*** RECORDS PROVIDED Section Begins ***
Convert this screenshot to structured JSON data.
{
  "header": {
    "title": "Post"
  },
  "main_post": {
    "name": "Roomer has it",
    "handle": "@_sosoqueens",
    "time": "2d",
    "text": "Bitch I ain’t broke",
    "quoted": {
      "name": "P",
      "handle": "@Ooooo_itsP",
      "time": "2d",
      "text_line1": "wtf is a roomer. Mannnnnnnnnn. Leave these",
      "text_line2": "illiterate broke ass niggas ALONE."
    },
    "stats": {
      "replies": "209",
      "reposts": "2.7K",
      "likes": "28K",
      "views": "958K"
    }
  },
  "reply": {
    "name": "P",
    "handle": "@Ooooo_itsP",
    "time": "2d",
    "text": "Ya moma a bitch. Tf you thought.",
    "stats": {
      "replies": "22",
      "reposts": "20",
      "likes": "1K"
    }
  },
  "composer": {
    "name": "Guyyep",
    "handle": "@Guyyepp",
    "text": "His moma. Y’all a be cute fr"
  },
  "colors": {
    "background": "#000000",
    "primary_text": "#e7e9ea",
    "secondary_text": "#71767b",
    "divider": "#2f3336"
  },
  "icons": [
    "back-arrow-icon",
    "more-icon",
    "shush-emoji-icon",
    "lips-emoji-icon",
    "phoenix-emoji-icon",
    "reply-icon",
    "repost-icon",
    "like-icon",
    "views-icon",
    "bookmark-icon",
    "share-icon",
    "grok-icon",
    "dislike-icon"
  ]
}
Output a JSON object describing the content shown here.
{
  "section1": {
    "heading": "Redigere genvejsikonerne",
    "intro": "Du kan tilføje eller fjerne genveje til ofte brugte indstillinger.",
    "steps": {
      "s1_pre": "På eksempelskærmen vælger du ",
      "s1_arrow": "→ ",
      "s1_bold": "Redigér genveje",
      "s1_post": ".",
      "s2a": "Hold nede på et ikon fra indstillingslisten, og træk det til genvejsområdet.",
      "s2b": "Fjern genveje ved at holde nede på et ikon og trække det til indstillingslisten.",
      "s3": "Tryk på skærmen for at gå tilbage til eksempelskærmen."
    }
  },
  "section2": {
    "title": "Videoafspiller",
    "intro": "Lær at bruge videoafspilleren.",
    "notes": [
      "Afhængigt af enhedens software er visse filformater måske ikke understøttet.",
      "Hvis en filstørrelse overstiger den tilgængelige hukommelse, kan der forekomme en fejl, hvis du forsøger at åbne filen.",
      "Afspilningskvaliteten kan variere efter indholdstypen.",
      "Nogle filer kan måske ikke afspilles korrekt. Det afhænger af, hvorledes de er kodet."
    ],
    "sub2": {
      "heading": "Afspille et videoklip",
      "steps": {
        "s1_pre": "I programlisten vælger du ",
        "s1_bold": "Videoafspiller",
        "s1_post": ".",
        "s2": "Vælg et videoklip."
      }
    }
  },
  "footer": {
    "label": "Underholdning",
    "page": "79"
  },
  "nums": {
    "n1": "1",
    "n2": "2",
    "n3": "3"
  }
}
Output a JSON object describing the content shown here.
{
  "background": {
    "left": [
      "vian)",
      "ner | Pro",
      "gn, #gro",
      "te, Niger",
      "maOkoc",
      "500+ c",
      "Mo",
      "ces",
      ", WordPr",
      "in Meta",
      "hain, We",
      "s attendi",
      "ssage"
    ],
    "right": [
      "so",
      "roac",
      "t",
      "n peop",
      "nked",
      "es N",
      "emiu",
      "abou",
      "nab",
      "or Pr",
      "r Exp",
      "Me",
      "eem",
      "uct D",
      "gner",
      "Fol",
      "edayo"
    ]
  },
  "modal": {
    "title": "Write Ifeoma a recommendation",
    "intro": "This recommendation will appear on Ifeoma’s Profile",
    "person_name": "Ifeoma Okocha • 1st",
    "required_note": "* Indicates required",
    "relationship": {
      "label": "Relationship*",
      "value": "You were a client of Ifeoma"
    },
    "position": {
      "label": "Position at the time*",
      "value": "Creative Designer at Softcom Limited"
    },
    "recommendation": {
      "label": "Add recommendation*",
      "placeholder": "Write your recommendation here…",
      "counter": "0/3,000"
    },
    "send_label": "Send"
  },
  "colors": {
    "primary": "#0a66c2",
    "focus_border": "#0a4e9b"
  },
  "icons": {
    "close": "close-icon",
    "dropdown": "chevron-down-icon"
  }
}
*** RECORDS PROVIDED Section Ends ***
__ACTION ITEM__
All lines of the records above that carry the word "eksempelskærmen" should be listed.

__THE COMPLETED TASK__
      "s1_pre": "På eksempelskærmen vælger du ",
      "s3": "Tryk på skærmen for at gå tilbage til eksempelskærmen."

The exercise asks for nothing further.